Cal State Who scored a first-round win over New Mexico, led by future Lakers star Michael Cooper, on the same day 10-time champion UCLA defeated Kansas.

In the next round, though, UCLA lost to Arkansas in Eugene on the same night Fullerton upended the University of San Francisco, led by Bill Cartwright, in Tempe.

For Titan fans it was an out-of-body experience captured by the screaming headline in the L.A. Times “Fullerton In, UCLA Out!”

The dream ended in the West Regional Finals with a nail-biter loss to Arkansas. The Titans missed a chance to advance to the Final Four when guard Keith Anderson missed a pull-up jumper with the clock winding down.

That final game-clock sequence is burned into my memory.

Forty years later, No. 15 seeded Cal State Fullerton is in the field again, looking to put the hurt on Purdue this Friday in Detroit.

It would be another monumental upset.

I got a big kick Monday seeing the graphic in Monday’s L.A. Times noting the two local teams in this year’s field: UCLA and Fullerton.

Hey, just like 1978, except this year’s Bruins have been relegated to a first-round “play-in” game.

Poor guys.

And look at us now. After UCLA's loss Tuesday, Cal State Fullerton is Southern California's only NCAA representative. And the Titans get to extend this brag all the way until Friday morning. Some former Titans are meeting for watch parties at various eateries around the OC.

The Titans' only other NCAA appearance was 2008. Note the significance of “8” in this cosmic sequence: 1978, 2008, 2018.

In other words: the Boilermakers don't stand a chance.

These are the kind of things that bind people to the tournament.

And no one--not at the NCAA, nor the FBI nor the NBA—can change that.

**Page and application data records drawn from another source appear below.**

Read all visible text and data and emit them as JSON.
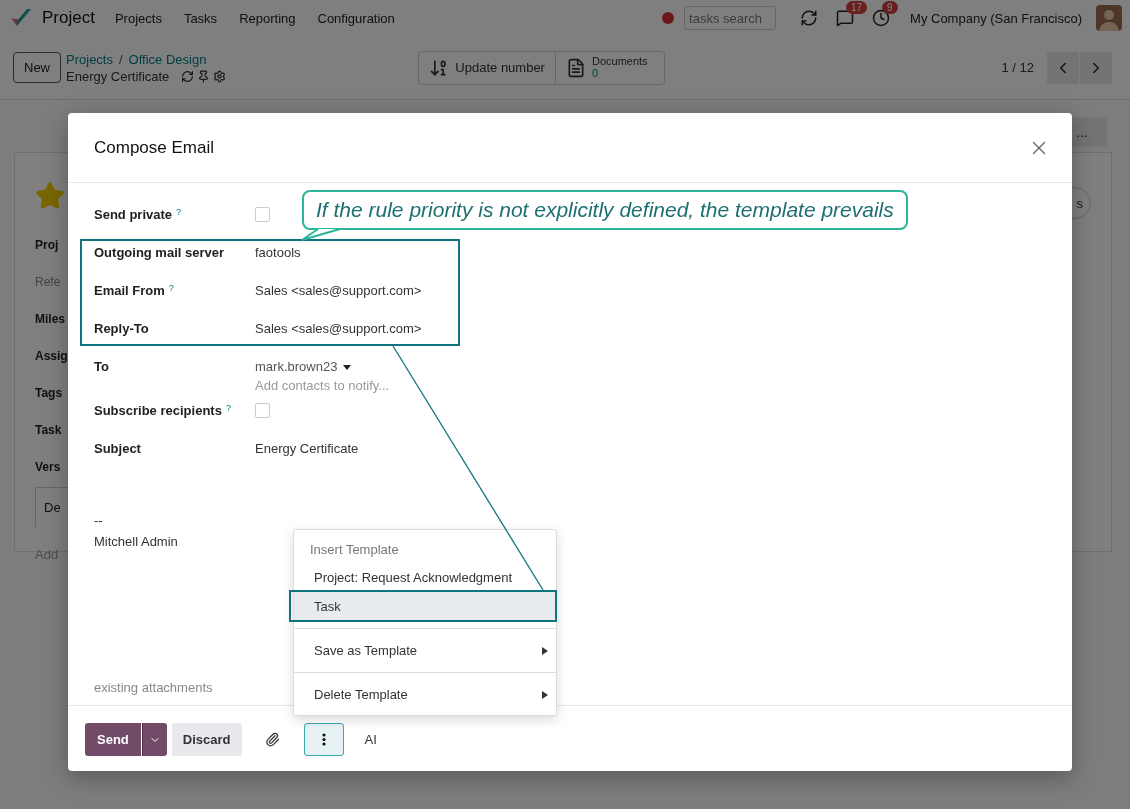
{
  "navbar": {
    "app": "Project",
    "menu": [
      "Projects",
      "Tasks",
      "Reporting",
      "Configuration"
    ],
    "search": {
      "placeholder": "tasks search"
    },
    "messages_badge": "17",
    "activities_badge": "9",
    "company": "My Company (San Francisco)"
  },
  "control_panel": {
    "new_button": "New",
    "breadcrumb": [
      "Projects",
      "Office Design"
    ],
    "separator": "/",
    "record": "Energy Certificate",
    "update_button": "Update number",
    "documents": {
      "label": "Documents",
      "count": "0"
    },
    "pager": "1 / 12"
  },
  "background_form": {
    "labels": [
      {
        "text": "Proj",
        "muted": false
      },
      {
        "text": "Refe",
        "muted": true
      },
      {
        "text": "Miles",
        "muted": false
      },
      {
        "text": "Assig",
        "muted": false
      },
      {
        "text": "Tags",
        "muted": false
      },
      {
        "text": "Task",
        "muted": false
      },
      {
        "text": "Vers",
        "muted": false
      }
    ],
    "tab": "De",
    "add_hint": "Add",
    "more_button": "...",
    "pill": "s"
  },
  "dialog": {
    "title": "Compose Email",
    "fields": [
      {
        "kind": "checkbox",
        "label": "Send private",
        "help": "?",
        "checked": false
      },
      {
        "kind": "text",
        "label": "Outgoing mail server",
        "value": "faotools"
      },
      {
        "kind": "text",
        "label": "Email From",
        "help": "?",
        "value": "Sales <sales@support.com>"
      },
      {
        "kind": "text",
        "label": "Reply-To",
        "value": "Sales <sales@support.com>"
      },
      {
        "kind": "recipients",
        "label": "To",
        "value": "mark.brown23",
        "placeholder": "Add contacts to notify..."
      },
      {
        "kind": "checkbox",
        "label": "Subscribe recipients",
        "help": "?",
        "checked": false
      },
      {
        "kind": "text",
        "label": "Subject",
        "value": "Energy Certificate"
      }
    ],
    "signature": [
      "--",
      "Mitchell Admin"
    ],
    "attachments": "existing attachments",
    "footer": {
      "send": "Send",
      "discard": "Discard",
      "ai": "AI"
    },
    "menu": {
      "header": "Insert Template",
      "items": [
        {
          "kind": "template",
          "label": "Project: Request Acknowledgment",
          "selected": false
        },
        {
          "kind": "template",
          "label": "Task",
          "selected": true
        },
        {
          "kind": "submenu",
          "label": "Save as Template",
          "selected": false
        },
        {
          "kind": "submenu",
          "label": "Delete Template",
          "selected": false
        }
      ]
    }
  },
  "annotation": {
    "callout": "If the rule priority is not explicitly defined, the template prevails"
  }
}
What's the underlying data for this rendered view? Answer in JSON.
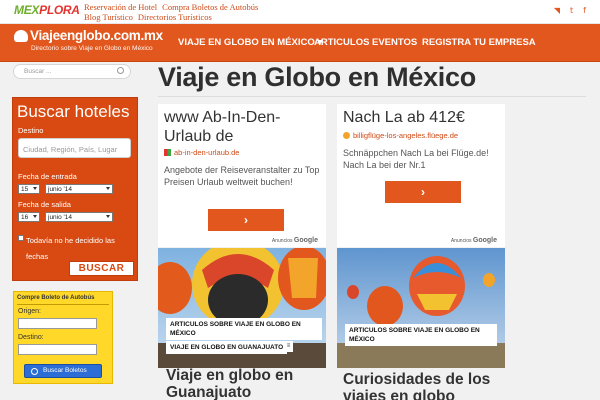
{
  "topbar": {
    "logo": {
      "part_a": "MEX",
      "part_b": "PLORA"
    },
    "links": [
      "Reservación de Hotel",
      "Compra Boletos de Autobús",
      "Blog Turístico",
      "Directorios Turísticos"
    ],
    "social_icons": [
      "rss-icon",
      "twitter-icon",
      "facebook-icon"
    ],
    "social_glyphs": [
      "◥",
      "t",
      "f"
    ]
  },
  "header": {
    "site_name": "Viajeenglobo.com.mx",
    "tagline": "Directorio sobre Viaje en Globo en México",
    "nav": [
      "VIAJE EN GLOBO EN MÉXICO",
      "ARTICULOS",
      "EVENTOS",
      "REGISTRA TU EMPRESA"
    ],
    "nav_caret": "▾"
  },
  "sidebar": {
    "search_placeholder": "Buscar ...",
    "hotels": {
      "title": "Buscar hoteles",
      "destino_label": "Destino",
      "destino_placeholder": "Ciudad, Región, País, Lugar",
      "entrada_label": "Fecha de entrada",
      "entrada_day": "15",
      "entrada_month": "junio '14",
      "salida_label": "Fecha de salida",
      "salida_day": "16",
      "salida_month": "junio '14",
      "undecided": "Todavía no he decidido las fechas",
      "button": "BUSCAR"
    },
    "bus": {
      "title": "Compre Boleto de Autobús",
      "origen": "Origen:",
      "destino": "Destino:",
      "button": "Buscar Boletos"
    }
  },
  "main": {
    "page_title": "Viaje en Globo en México",
    "ads": [
      {
        "headline": "www Ab-In-Den-Urlaub de",
        "url": "ab-in-den-urlaub.de",
        "desc": "Angebote der Reiseveranstalter zu Top Preisen Urlaub weltweit buchen!",
        "arrow": "›",
        "ads_by": "Anuncios",
        "google": "Google"
      },
      {
        "headline": "Nach La ab 412€",
        "url": "billigflüge-los-angeles.flüege.de",
        "desc": "Schnäppchen Nach La bei Flüge.de! Nach La bei der Nr.1",
        "arrow": "›",
        "ads_by": "Anuncios",
        "google": "Google"
      }
    ],
    "cards": [
      {
        "category": "ARTICULOS SOBRE VIAJE EN GLOBO EN MÉXICO",
        "tag": "VIAJE EN GLOBO EN GUANAJUATO",
        "title": "Viaje en globo en Guanajuato"
      },
      {
        "category": "ARTICULOS SOBRE VIAJE EN GLOBO EN MÉXICO",
        "title": "Curiosidades de los viajes en globo"
      }
    ],
    "menu_glyph": "≡"
  },
  "colors": {
    "accent": "#e2571e",
    "sidebar_box": "#d84a12",
    "bus_box": "#ffd829",
    "bus_button": "#2c6ed5"
  }
}
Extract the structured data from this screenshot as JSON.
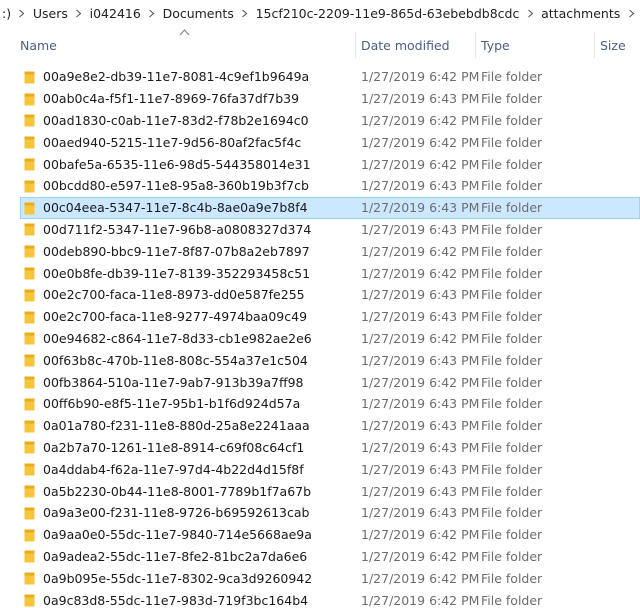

What therefore hath James Naismith and bracketology joined together, let not G-man put asunder. [/membership]